For the afternoon round table we used and interesting little application called mebeam. It was very simple to use and while it worked pretty well for our round table discussion it is probably best suited to conversation where everyone has a headset. It certainly started me thinking about the classroom possibilities for collaborations like our Thinwalls classroom. It would allow groups of students to work together real time with face to face style communication. IM and skype our great but there is also something to be said for seeing each other while you talk. With mebeam you can have several people together in one room. I think this is a tool worth exploring!

Wednesday, February 06, 2008
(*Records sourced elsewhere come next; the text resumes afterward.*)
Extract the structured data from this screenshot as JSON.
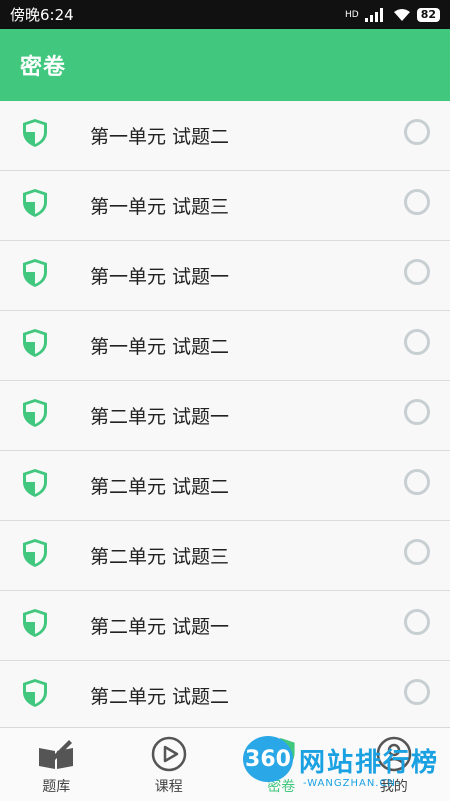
{
  "status": {
    "time": "傍晚6:24",
    "network": "HD",
    "battery": "82"
  },
  "app": {
    "title": "密卷"
  },
  "list": [
    {
      "label": "第一单元 试题二"
    },
    {
      "label": "第一单元 试题三"
    },
    {
      "label": "第一单元 试题一"
    },
    {
      "label": "第一单元 试题二"
    },
    {
      "label": "第二单元 试题一"
    },
    {
      "label": "第二单元 试题二"
    },
    {
      "label": "第二单元 试题三"
    },
    {
      "label": "第二单元 试题一"
    },
    {
      "label": "第二单元 试题二"
    }
  ],
  "colors": {
    "accent": "#41c77e",
    "shield": "#41c77e",
    "radio": "#c7cfd2"
  },
  "bottom_nav": [
    {
      "label": "题库",
      "icon": "book-pencil-icon"
    },
    {
      "label": "课程",
      "icon": "play-circle-icon"
    },
    {
      "label": "密卷",
      "icon": "shield-icon"
    },
    {
      "label": "我的",
      "icon": "user-circle-icon"
    }
  ],
  "watermark": {
    "badge": "360",
    "text": "网站排行榜",
    "sub": "-WANGZHAN.CN-"
  }
}
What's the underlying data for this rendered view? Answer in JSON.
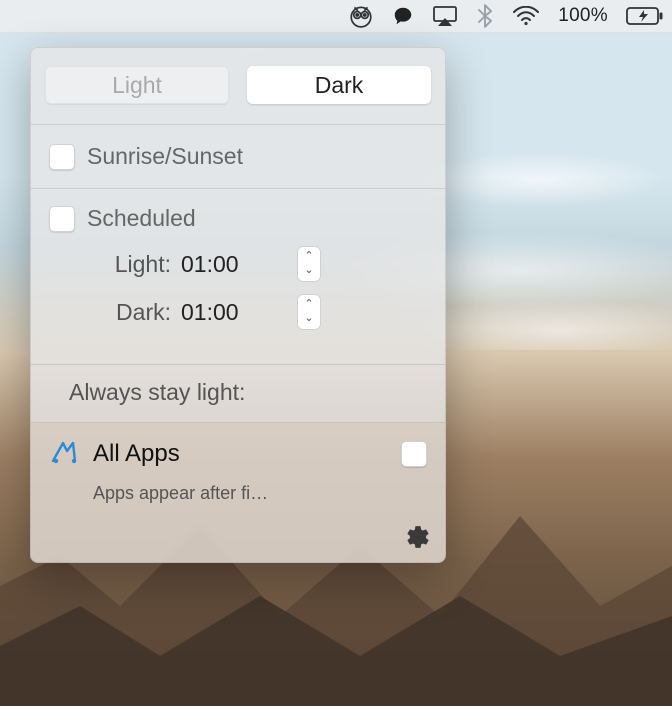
{
  "menubar": {
    "battery_percent": "100%"
  },
  "popover": {
    "seg": {
      "light_label": "Light",
      "dark_label": "Dark",
      "active": "dark"
    },
    "sunrise_label": "Sunrise/Sunset",
    "scheduled": {
      "label": "Scheduled",
      "light_label": "Light:",
      "light_time": "01:00",
      "dark_label": "Dark:",
      "dark_time": "01:00"
    },
    "stay_light_label": "Always stay light:",
    "apps": {
      "all_label": "All Apps",
      "hint": "Apps appear after fi…"
    }
  }
}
I know the only way to eat an elephant is one bite at a time...But sometimes I forget

Where have I been? This is the season when my administrative role focuses on a broad range of issues that take me away from my day to day work with curriculum. It has also cut into my time for professional reading and when you are not reading it seems that it is much harder to write because you are not engaged with new content and ideas. ( I know that is pretty obvious…but it seems important to articulate this simple truth and to own it)

In the last several days I have begun reading and I also have been engaged in some reflective work as we begin to prepare for next years accreditation. So over the next several days I am going to blog a variety of things that are beginning to percolate to the surface.

Over the last year I have been exposed to a lot of cutting edge ideas. I have been challenged on many levels to provide leadership, support, professional development, and direction to the faculty to ensure that we are pursuing best practice across the curriculum. I have had the opportunity to hear some truly dynamic and motivational speakers including Paula Rutherford and Robert Marzano. I have talked about assessment with Scot Mcleod and I have picked the brains of many who are brighter than I am. Each interaction has left me excited and with a vision for what we can do and where we can go in ensuring that we provide an excellent education. But the real task is to translate the ideas and the head knowledge into practice.

A key to learning, a key to professional development, is to find a way to break the work down into “bite size” tasks. As an instructional leader who gets very excited about the possibilities the most challenging thing I need to do it is promote and encourage change and growth without overwhelming the faculty. Compassion and fear of overburdening already busy teachers however can paralyze our growth and so today I hit on an idea that I think will work. Daily 5 minute tasks that keep us moving forward seem relatively painless and which over the course of several days will yield real accomplishments.

With the second semester just beginning it is time to review our curricular standards to take stalk of student mastery and of what standards we have covered. We need to complete curriculum maps for second semester but that always sounds like a daunting task to teachers who only have two prep periods per week. Math is our focus subject this year so one page a day I am distributing standards work sheets to mark mastery level of the benchmarks taught. By next week we will be looking at a completed standards worksheet and be ready to plan for the rest of the year.